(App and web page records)
==*==
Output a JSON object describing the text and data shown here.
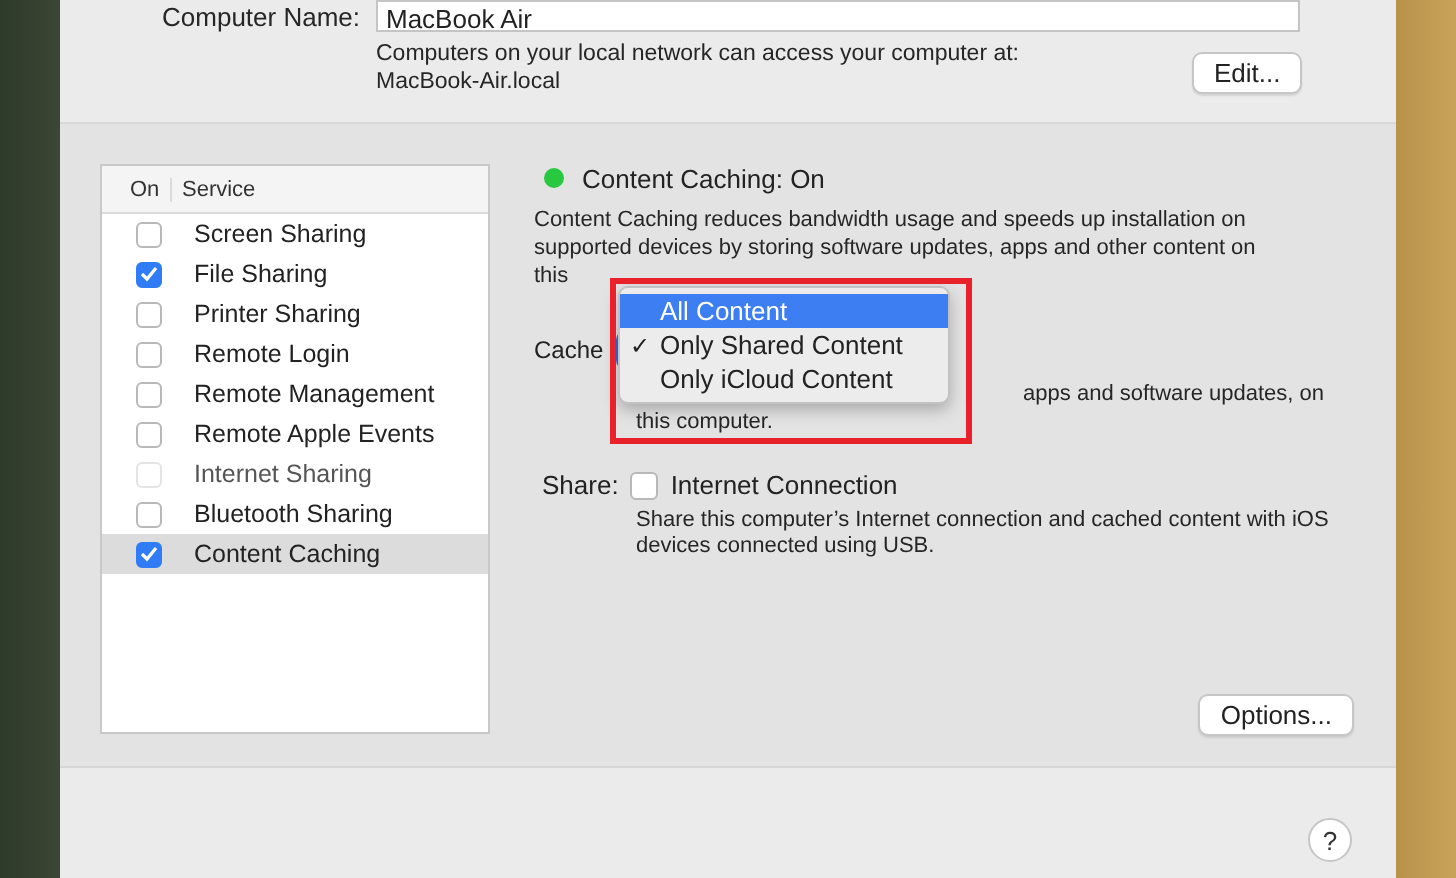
{
  "computer_name": {
    "label": "Computer Name:",
    "value": "MacBook Air"
  },
  "network_note": [
    "Computers on your local network can access your computer at:",
    "MacBook-Air.local"
  ],
  "edit_button": "Edit...",
  "services": {
    "columns": [
      "On",
      "Service"
    ],
    "rows": [
      {
        "name": "Screen Sharing",
        "checked": false,
        "disabled": false,
        "selected": false
      },
      {
        "name": "File Sharing",
        "checked": true,
        "disabled": false,
        "selected": false
      },
      {
        "name": "Printer Sharing",
        "checked": false,
        "disabled": false,
        "selected": false
      },
      {
        "name": "Remote Login",
        "checked": false,
        "disabled": false,
        "selected": false
      },
      {
        "name": "Remote Management",
        "checked": false,
        "disabled": false,
        "selected": false
      },
      {
        "name": "Remote Apple Events",
        "checked": false,
        "disabled": false,
        "selected": false
      },
      {
        "name": "Internet Sharing",
        "checked": false,
        "disabled": true,
        "selected": false
      },
      {
        "name": "Bluetooth Sharing",
        "checked": false,
        "disabled": false,
        "selected": false
      },
      {
        "name": "Content Caching",
        "checked": true,
        "disabled": false,
        "selected": true
      }
    ]
  },
  "status": {
    "text": "Content Caching: On",
    "color": "#28c840"
  },
  "description": "Content Caching reduces bandwidth usage and speeds up installation on supported devices by storing software updates, apps and other content on this",
  "cache": {
    "label": "Cache",
    "note": [
      "apps and software updates, on",
      "this computer."
    ]
  },
  "menu_check": "✓",
  "cache_menu": [
    {
      "label": "All Content",
      "selected": false,
      "highlighted": true
    },
    {
      "label": "Only Shared Content",
      "selected": true,
      "highlighted": false
    },
    {
      "label": "Only iCloud Content",
      "selected": false,
      "highlighted": false
    }
  ],
  "share": {
    "label": "Share:",
    "option": "Internet Connection",
    "checked": false,
    "note": "Share this computer’s Internet connection and cached content with iOS devices connected using USB."
  },
  "options_button": "Options...",
  "help_button": "?"
}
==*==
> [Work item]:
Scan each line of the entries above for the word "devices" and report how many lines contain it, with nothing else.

> [Exercise solution]:
2